**WHAT IS BEING ASKED:** Wherever "code" turns up in the entries, copy out the line that holds it.

[Element data from apps and pages]
»»

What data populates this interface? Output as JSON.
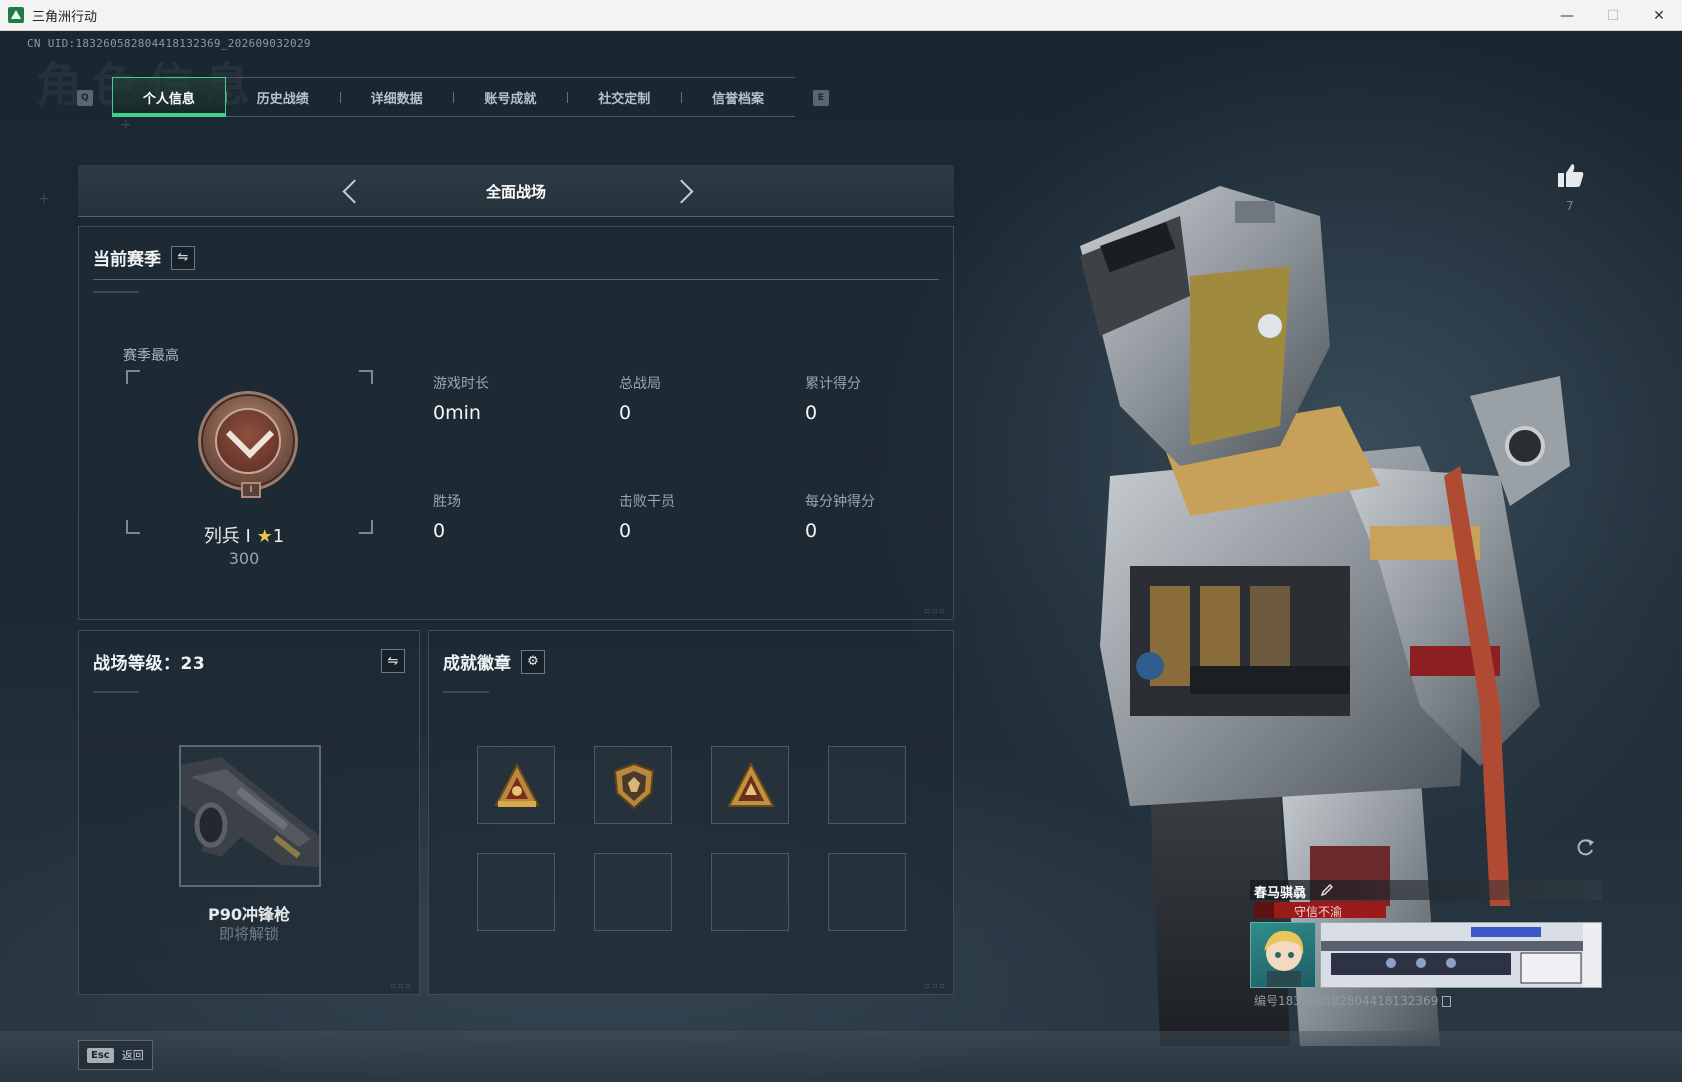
{
  "window": {
    "title": "三角洲行动",
    "controls": {
      "minimize": "—",
      "maximize": "☐",
      "close": "✕"
    }
  },
  "uid": "CN UID:18326058280441813236​9_202609032029",
  "bg_title": "角色信息",
  "tabs": {
    "key_left": "Q",
    "key_right": "E",
    "items": [
      {
        "label": "个人信息",
        "active": true
      },
      {
        "label": "历史战绩",
        "active": false
      },
      {
        "label": "详细数据",
        "active": false
      },
      {
        "label": "账号成就",
        "active": false
      },
      {
        "label": "社交定制",
        "active": false
      },
      {
        "label": "信誉档案",
        "active": false
      }
    ]
  },
  "mode": {
    "title": "全面战场"
  },
  "season": {
    "title": "当前赛季",
    "best_label": "赛季最高",
    "rank_name": "列兵 I",
    "rank_stars": "1",
    "rank_points": "300",
    "badge_numeral": "I",
    "stats": [
      {
        "label": "游戏时长",
        "value": "0min"
      },
      {
        "label": "总战局",
        "value": "0"
      },
      {
        "label": "累计得分",
        "value": "0"
      },
      {
        "label": "胜场",
        "value": "0"
      },
      {
        "label": "击败干员",
        "value": "0"
      },
      {
        "label": "每分钟得分",
        "value": "0"
      }
    ]
  },
  "level": {
    "title": "战场等级：23",
    "weapon_name": "P90冲锋枪",
    "weapon_status": "即将解锁"
  },
  "achievements": {
    "title": "成就徽章",
    "slots": [
      {
        "icon": "gold-triangle-crest-icon",
        "filled": true
      },
      {
        "icon": "gold-shield-badge-icon",
        "filled": true
      },
      {
        "icon": "gold-triangle-badge-icon",
        "filled": true
      },
      {
        "icon": "",
        "filled": false
      },
      {
        "icon": "",
        "filled": false
      },
      {
        "icon": "",
        "filled": false
      },
      {
        "icon": "",
        "filled": false
      },
      {
        "icon": "",
        "filled": false
      }
    ]
  },
  "likes": {
    "count": "7"
  },
  "card": {
    "player_name": "春马骐骉",
    "motto": "守信不渝",
    "card_id": "编号183260582804418132369"
  },
  "bottom": {
    "esc_key": "Esc",
    "esc_label": "返回"
  },
  "colors": {
    "accent": "#3fcf8e",
    "rank_star": "#e6c44f",
    "motto_red": "#9b1b1b"
  }
}
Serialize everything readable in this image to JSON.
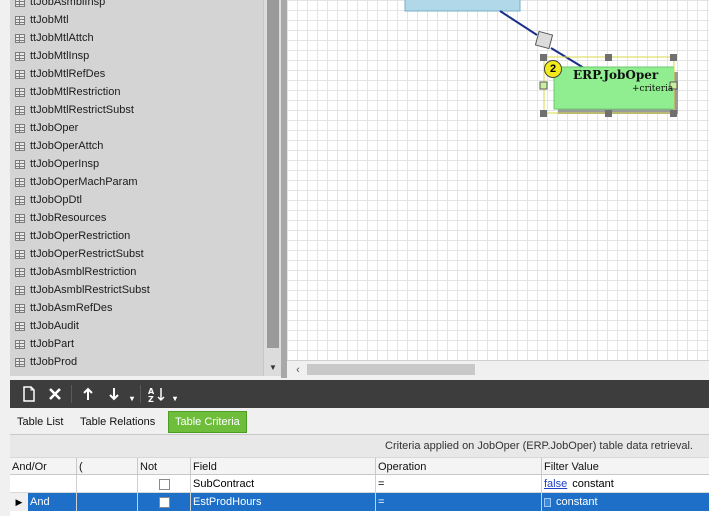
{
  "table_list": {
    "partial_top_item": "ttJobAsmblInsp",
    "items": [
      "ttJobMtl",
      "ttJobMtlAttch",
      "ttJobMtlInsp",
      "ttJobMtlRefDes",
      "ttJobMtlRestriction",
      "ttJobMtlRestrictSubst",
      "ttJobOper",
      "ttJobOperAttch",
      "ttJobOperInsp",
      "ttJobOperMachParam",
      "ttJobOpDtl",
      "ttJobResources",
      "ttJobOperRestriction",
      "ttJobOperRestrictSubst",
      "ttJobAsmblRestriction",
      "ttJobAsmblRestrictSubst",
      "ttJobAsmRefDes",
      "ttJobAudit",
      "ttJobPart",
      "ttJobProd"
    ]
  },
  "diagram": {
    "node_title": "ERP.JobOper",
    "node_subtitle": "+criteria",
    "node_badge": "2",
    "node_color": "#90ee90",
    "parent_node_color": "#b0d8e8"
  },
  "toolbar": {
    "buttons": [
      "new-icon",
      "delete-icon",
      "move-up-icon",
      "move-down-icon",
      "sort-icon"
    ]
  },
  "tabs": {
    "table_list": "Table List",
    "table_relations": "Table Relations",
    "table_criteria": "Table Criteria",
    "active_color": "#6ebe3c"
  },
  "grid": {
    "caption": "Criteria applied on JobOper (ERP.JobOper)  table data retrieval.",
    "columns": [
      "And/Or",
      "(",
      "Not",
      "Field",
      "Operation",
      "Filter Value"
    ],
    "rows": [
      {
        "andor": "",
        "paren": "",
        "not": false,
        "field": "SubContract",
        "operation": "=",
        "filter_value": "false",
        "filter_type": "constant",
        "selected": false
      },
      {
        "andor": "And",
        "paren": "",
        "not": false,
        "field": "EstProdHours",
        "operation": "=",
        "filter_value": "",
        "filter_type": "constant",
        "selected": true
      }
    ],
    "selected_color": "#1e6fc8"
  }
}
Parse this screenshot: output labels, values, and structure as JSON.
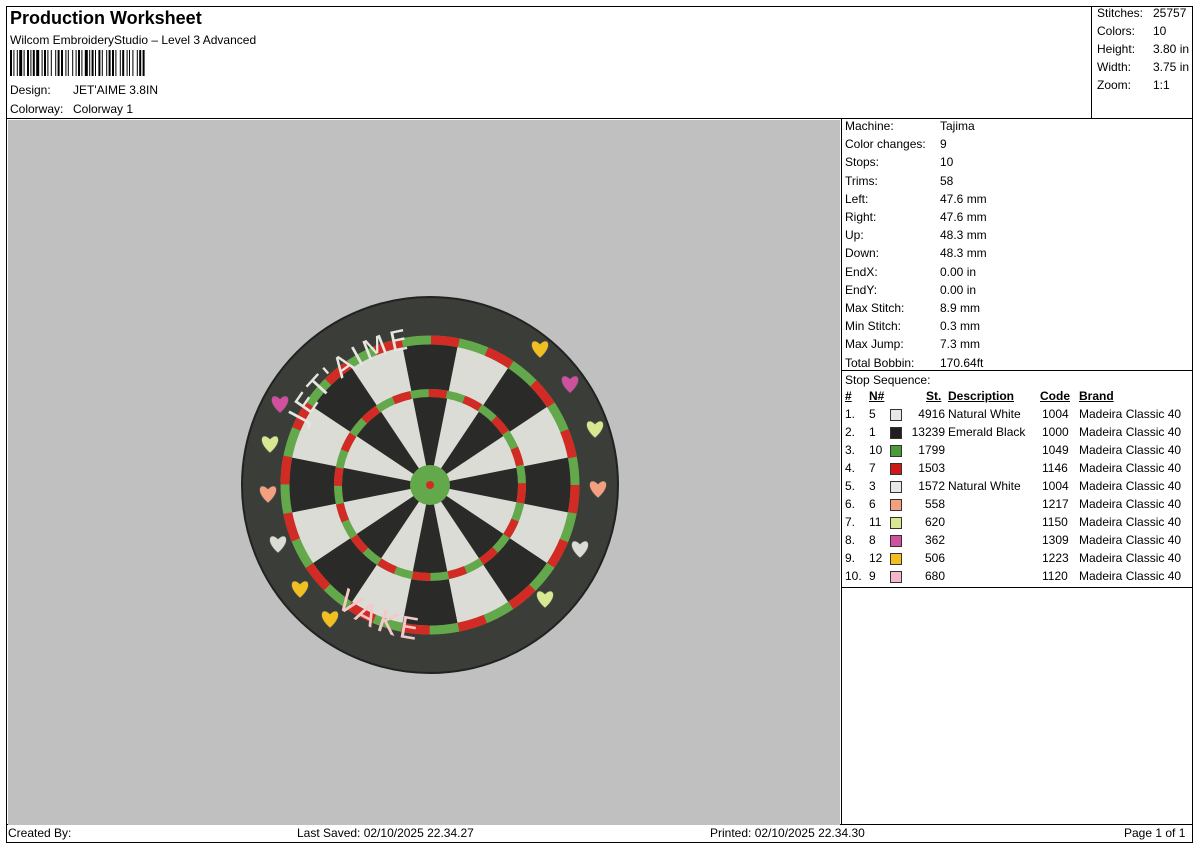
{
  "header": {
    "title": "Production Worksheet",
    "software": "Wilcom EmbroideryStudio – Level 3 Advanced",
    "design_label": "Design:",
    "design_value": "JET'AIME 3.8IN",
    "colorway_label": "Colorway:",
    "colorway_value": "Colorway 1"
  },
  "summary": [
    {
      "label": "Stitches:",
      "value": "25757"
    },
    {
      "label": "Colors:",
      "value": "10"
    },
    {
      "label": "Height:",
      "value": "3.80 in"
    },
    {
      "label": "Width:",
      "value": "3.75 in"
    },
    {
      "label": "Zoom:",
      "value": "1:1"
    }
  ],
  "machine_info": [
    {
      "label": "Machine:",
      "value": "Tajima"
    },
    {
      "label": "Color changes:",
      "value": "9"
    },
    {
      "label": "Stops:",
      "value": "10"
    },
    {
      "label": "Trims:",
      "value": "58"
    },
    {
      "label": "Left:",
      "value": "47.6 mm"
    },
    {
      "label": "Right:",
      "value": "47.6 mm"
    },
    {
      "label": "Up:",
      "value": "48.3 mm"
    },
    {
      "label": "Down:",
      "value": "48.3 mm"
    },
    {
      "label": "EndX:",
      "value": "0.00 in"
    },
    {
      "label": "EndY:",
      "value": "0.00 in"
    },
    {
      "label": "Max Stitch:",
      "value": "8.9 mm"
    },
    {
      "label": "Min Stitch:",
      "value": "0.3 mm"
    },
    {
      "label": "Max Jump:",
      "value": "7.3 mm"
    },
    {
      "label": "Total Bobbin:",
      "value": "170.64ft"
    }
  ],
  "stop_sequence": {
    "title": "Stop Sequence:",
    "headers": {
      "idx": "#",
      "n": "N#",
      "st": "St.",
      "desc": "Description",
      "code": "Code",
      "brand": "Brand"
    },
    "rows": [
      {
        "idx": "1.",
        "n": "5",
        "color": "#e8e8e4",
        "st": "4916",
        "desc": "Natural White",
        "code": "1004",
        "brand": "Madeira Classic 40"
      },
      {
        "idx": "2.",
        "n": "1",
        "color": "#202020",
        "st": "13239",
        "desc": "Emerald Black",
        "code": "1000",
        "brand": "Madeira Classic 40"
      },
      {
        "idx": "3.",
        "n": "10",
        "color": "#4a9a3a",
        "st": "1799",
        "desc": "",
        "code": "1049",
        "brand": "Madeira Classic 40"
      },
      {
        "idx": "4.",
        "n": "7",
        "color": "#d01818",
        "st": "1503",
        "desc": "",
        "code": "1146",
        "brand": "Madeira Classic 40"
      },
      {
        "idx": "5.",
        "n": "3",
        "color": "#e8e8e4",
        "st": "1572",
        "desc": "Natural White",
        "code": "1004",
        "brand": "Madeira Classic 40"
      },
      {
        "idx": "6.",
        "n": "6",
        "color": "#f2a080",
        "st": "558",
        "desc": "",
        "code": "1217",
        "brand": "Madeira Classic 40"
      },
      {
        "idx": "7.",
        "n": "11",
        "color": "#d6e890",
        "st": "620",
        "desc": "",
        "code": "1150",
        "brand": "Madeira Classic 40"
      },
      {
        "idx": "8.",
        "n": "8",
        "color": "#d050a0",
        "st": "362",
        "desc": "",
        "code": "1309",
        "brand": "Madeira Classic 40"
      },
      {
        "idx": "9.",
        "n": "12",
        "color": "#f0c020",
        "st": "506",
        "desc": "",
        "code": "1223",
        "brand": "Madeira Classic 40"
      },
      {
        "idx": "10.",
        "n": "9",
        "color": "#f4b8c8",
        "st": "680",
        "desc": "",
        "code": "1120",
        "brand": "Madeira Classic 40"
      }
    ]
  },
  "preview": {
    "background": "#c0c0c0",
    "patch_top_text": "JET'AIME",
    "patch_bottom_text": "VAKE",
    "colors": {
      "border": "#3a3d38",
      "white": "#dcdcd6",
      "black": "#2a2a28",
      "green": "#63a84a",
      "red": "#d22a24"
    }
  },
  "footer": {
    "created_by": "Created By:",
    "last_saved": "Last Saved: 02/10/2025 22.34.27",
    "printed": "Printed: 02/10/2025 22.34.30",
    "page": "Page 1 of 1"
  }
}
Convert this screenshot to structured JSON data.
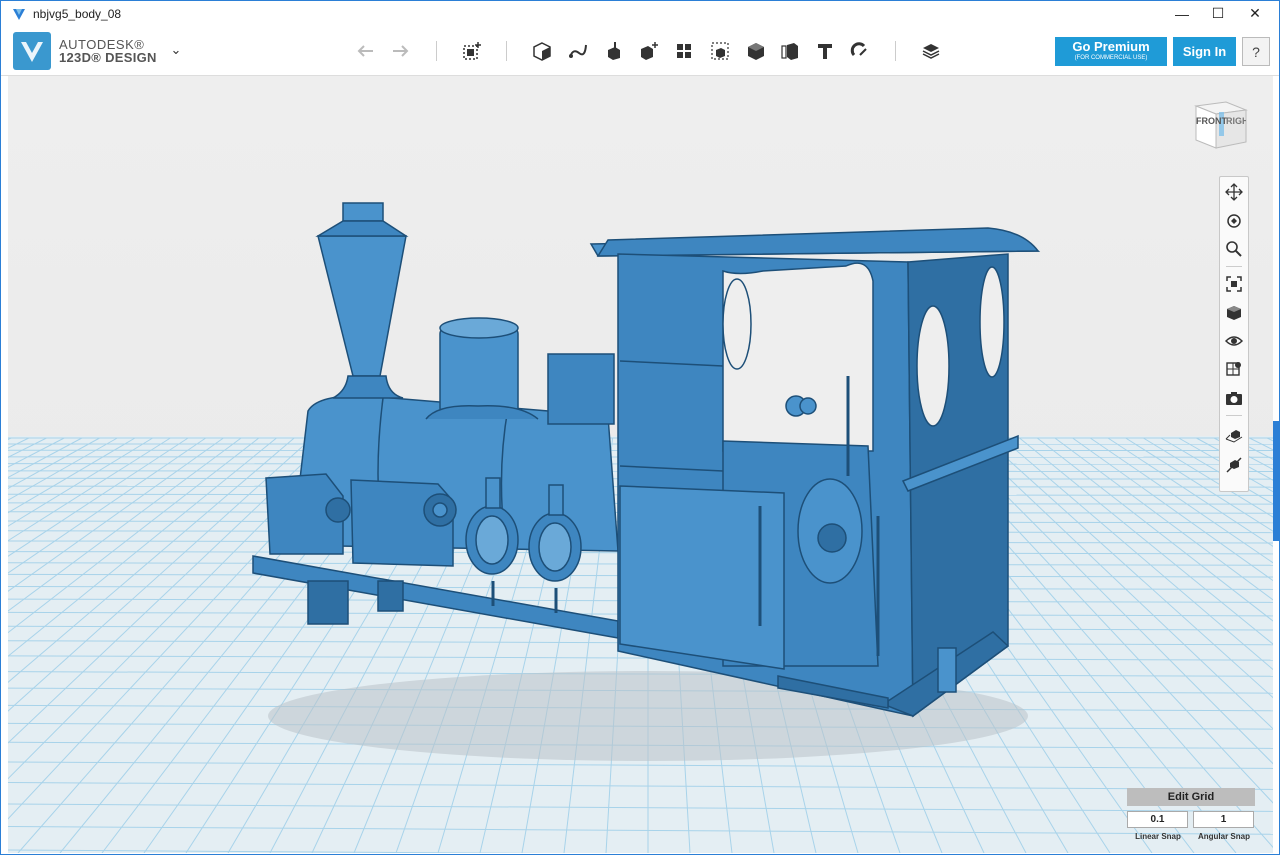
{
  "window": {
    "title": "nbjvg5_body_08",
    "minimize_glyph": "—",
    "maximize_glyph": "☐",
    "close_glyph": "✕"
  },
  "brand": {
    "line1": "AUTODESK®",
    "line2": "123D® DESIGN",
    "menu_glyph": "⌄"
  },
  "toolbar": {
    "tools": [
      "undo-icon",
      "redo-icon",
      "transform-icon",
      "primitives-icon",
      "sketch-icon",
      "construct-icon",
      "modify-icon",
      "pattern-icon",
      "group-icon",
      "combine-icon",
      "measure-icon",
      "text-icon",
      "snap-icon",
      "materials-icon"
    ]
  },
  "account": {
    "premium_label": "Go Premium",
    "premium_sub": "(FOR COMMERCIAL USE)",
    "signin_label": "Sign In",
    "help_label": "?"
  },
  "viewcube": {
    "front": "FRONT",
    "right": "RIGHT"
  },
  "nav_tools": [
    "pan-icon",
    "orbit-icon",
    "zoom-icon",
    "fit-icon",
    "view-icon",
    "visibility-icon",
    "material-icon",
    "screenshot-icon",
    "snap-grid-icon",
    "hide-grid-icon"
  ],
  "grid_panel": {
    "title": "Edit Grid",
    "linear_value": "0.1",
    "angular_value": "1",
    "linear_label": "Linear Snap",
    "angular_label": "Angular Snap"
  },
  "colors": {
    "accent": "#1f9bd7",
    "model": "#3e86c0",
    "grid_bg": "#e6f0f5",
    "grid_line": "#9fd0ea"
  }
}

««

**TASK SOLUTION:**
      "code": "Code",
        "code": "1004",
        "code": "1000",
        "code": "1049",
        "code": "1146",
        "code": "1004",
        "code": "1217",
        "code": "1150",
        "code": "1309",
        "code": "1223",
        "code": "1120",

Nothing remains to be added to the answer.